Exercise description —
The answer must be every line of the data that holds the word "this".

::: Input data

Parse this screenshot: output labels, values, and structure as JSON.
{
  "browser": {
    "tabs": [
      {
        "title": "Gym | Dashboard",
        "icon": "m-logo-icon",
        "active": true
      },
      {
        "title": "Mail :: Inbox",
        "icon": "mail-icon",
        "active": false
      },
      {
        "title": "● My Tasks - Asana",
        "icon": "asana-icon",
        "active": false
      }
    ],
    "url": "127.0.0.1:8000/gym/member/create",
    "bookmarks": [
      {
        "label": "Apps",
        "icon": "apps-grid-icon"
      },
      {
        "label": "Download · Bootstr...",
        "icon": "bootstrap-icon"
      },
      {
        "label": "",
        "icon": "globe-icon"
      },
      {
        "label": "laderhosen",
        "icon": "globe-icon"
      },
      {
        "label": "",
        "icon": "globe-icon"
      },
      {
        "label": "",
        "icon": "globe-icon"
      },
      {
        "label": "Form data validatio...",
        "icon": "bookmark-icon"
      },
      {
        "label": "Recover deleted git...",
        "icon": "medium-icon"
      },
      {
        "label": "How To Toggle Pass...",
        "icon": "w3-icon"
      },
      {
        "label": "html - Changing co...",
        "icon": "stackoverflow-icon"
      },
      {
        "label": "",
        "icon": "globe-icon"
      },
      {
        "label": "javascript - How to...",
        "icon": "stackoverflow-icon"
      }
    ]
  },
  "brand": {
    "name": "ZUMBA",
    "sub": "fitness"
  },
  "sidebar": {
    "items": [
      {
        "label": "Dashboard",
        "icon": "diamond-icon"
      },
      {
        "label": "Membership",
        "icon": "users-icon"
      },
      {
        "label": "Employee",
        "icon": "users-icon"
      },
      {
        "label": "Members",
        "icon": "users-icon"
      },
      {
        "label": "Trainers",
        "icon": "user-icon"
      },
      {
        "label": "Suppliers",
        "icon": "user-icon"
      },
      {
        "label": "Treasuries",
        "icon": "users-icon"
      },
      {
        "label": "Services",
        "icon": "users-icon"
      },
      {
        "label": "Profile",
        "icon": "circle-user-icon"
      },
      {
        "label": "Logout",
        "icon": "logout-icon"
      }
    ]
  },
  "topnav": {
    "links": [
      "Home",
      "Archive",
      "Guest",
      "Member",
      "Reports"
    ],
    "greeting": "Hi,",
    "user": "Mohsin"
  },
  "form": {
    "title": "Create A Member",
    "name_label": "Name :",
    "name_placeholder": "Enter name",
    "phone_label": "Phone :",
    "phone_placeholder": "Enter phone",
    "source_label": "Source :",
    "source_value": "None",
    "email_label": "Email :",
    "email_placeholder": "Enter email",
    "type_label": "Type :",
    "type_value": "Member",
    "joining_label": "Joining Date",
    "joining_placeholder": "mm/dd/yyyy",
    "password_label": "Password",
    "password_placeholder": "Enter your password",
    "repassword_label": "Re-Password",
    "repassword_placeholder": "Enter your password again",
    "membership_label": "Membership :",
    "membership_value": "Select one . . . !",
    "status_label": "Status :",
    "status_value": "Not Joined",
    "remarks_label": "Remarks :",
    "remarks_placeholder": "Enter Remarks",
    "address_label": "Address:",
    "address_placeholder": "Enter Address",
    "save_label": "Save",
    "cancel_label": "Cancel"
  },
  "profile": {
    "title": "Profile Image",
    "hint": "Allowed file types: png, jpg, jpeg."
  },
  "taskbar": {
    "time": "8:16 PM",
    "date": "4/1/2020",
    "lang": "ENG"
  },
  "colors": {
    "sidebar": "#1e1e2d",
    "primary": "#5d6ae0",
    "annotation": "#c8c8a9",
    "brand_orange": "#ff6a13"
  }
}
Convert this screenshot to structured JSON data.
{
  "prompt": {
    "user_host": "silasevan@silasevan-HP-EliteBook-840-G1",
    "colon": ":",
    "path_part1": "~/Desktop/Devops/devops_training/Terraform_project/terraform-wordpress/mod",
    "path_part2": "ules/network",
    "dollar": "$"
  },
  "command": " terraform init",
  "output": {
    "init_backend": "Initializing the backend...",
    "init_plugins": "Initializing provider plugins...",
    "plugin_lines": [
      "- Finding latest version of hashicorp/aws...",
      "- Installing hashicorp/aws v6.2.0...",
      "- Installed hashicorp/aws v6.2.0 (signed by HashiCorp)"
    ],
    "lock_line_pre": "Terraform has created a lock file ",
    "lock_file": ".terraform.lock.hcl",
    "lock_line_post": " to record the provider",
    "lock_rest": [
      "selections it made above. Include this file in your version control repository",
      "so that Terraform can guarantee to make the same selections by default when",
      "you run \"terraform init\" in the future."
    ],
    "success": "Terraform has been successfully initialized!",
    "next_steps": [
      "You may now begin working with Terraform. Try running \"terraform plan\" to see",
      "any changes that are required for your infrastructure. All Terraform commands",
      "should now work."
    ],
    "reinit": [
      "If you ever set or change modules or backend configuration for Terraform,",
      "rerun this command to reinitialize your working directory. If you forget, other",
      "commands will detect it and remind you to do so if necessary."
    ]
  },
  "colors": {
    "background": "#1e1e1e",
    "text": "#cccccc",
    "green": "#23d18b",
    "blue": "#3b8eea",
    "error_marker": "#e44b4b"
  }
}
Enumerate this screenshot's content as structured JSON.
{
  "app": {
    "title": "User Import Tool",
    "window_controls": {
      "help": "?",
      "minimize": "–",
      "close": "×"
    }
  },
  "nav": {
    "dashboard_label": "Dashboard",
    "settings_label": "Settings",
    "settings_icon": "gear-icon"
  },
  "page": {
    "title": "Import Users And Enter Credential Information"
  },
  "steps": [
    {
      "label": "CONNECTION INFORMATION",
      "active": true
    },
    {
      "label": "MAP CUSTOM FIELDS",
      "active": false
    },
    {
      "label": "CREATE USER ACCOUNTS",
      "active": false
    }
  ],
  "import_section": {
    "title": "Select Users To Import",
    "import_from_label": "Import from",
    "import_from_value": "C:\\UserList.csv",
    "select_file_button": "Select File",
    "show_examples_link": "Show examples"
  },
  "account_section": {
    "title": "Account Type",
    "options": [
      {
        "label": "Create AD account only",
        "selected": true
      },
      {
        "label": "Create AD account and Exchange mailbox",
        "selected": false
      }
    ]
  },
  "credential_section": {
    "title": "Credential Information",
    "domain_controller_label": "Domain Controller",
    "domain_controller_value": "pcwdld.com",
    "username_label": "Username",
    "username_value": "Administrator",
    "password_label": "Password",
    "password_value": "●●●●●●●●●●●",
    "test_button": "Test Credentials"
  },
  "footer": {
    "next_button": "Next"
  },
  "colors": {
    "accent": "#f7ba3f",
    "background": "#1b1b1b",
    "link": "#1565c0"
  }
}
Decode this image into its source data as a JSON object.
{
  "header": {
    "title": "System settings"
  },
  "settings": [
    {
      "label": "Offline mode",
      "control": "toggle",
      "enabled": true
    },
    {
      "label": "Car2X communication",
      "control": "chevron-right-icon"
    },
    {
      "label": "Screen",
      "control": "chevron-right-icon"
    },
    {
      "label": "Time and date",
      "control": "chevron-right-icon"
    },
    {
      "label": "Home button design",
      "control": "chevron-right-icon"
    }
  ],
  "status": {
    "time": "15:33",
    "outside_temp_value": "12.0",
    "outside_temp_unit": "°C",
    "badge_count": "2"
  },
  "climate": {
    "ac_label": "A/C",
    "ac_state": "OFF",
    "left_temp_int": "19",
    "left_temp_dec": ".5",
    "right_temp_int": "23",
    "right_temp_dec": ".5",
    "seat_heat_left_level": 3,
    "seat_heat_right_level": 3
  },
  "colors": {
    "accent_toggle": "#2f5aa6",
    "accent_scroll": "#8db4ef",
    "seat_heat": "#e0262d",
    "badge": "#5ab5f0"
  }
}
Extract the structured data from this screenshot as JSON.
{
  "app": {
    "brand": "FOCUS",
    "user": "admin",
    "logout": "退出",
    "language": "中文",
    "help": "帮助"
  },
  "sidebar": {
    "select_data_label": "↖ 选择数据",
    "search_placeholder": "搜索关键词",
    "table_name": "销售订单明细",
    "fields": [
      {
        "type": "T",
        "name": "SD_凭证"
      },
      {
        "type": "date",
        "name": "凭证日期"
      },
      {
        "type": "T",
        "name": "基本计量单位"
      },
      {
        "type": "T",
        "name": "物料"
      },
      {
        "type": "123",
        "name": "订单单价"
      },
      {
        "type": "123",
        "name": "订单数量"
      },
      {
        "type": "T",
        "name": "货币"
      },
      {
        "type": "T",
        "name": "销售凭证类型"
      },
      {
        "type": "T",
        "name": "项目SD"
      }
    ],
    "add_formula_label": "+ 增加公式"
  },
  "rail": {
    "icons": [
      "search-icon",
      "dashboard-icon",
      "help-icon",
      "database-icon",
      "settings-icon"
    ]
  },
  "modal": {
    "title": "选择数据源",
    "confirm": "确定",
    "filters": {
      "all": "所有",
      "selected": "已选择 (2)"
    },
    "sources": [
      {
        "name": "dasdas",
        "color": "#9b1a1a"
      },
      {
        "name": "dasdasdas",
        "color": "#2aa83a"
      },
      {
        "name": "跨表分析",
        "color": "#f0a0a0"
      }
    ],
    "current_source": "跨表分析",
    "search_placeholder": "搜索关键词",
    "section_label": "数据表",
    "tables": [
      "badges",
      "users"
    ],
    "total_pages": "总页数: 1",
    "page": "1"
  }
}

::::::

Task result —
Parse this screenshot: output labels, values, and structure as JSON.
Convert this screenshot to structured JSON data.
      "selections it made above. Include this file in your version control repository",
      "rerun this command to reinitialize your working directory. If you forget, other",
Enumerate this screenshot's content as structured JSON.
Decode this image into its source data as a JSON object.
Extract the structured data from this screenshot as JSON.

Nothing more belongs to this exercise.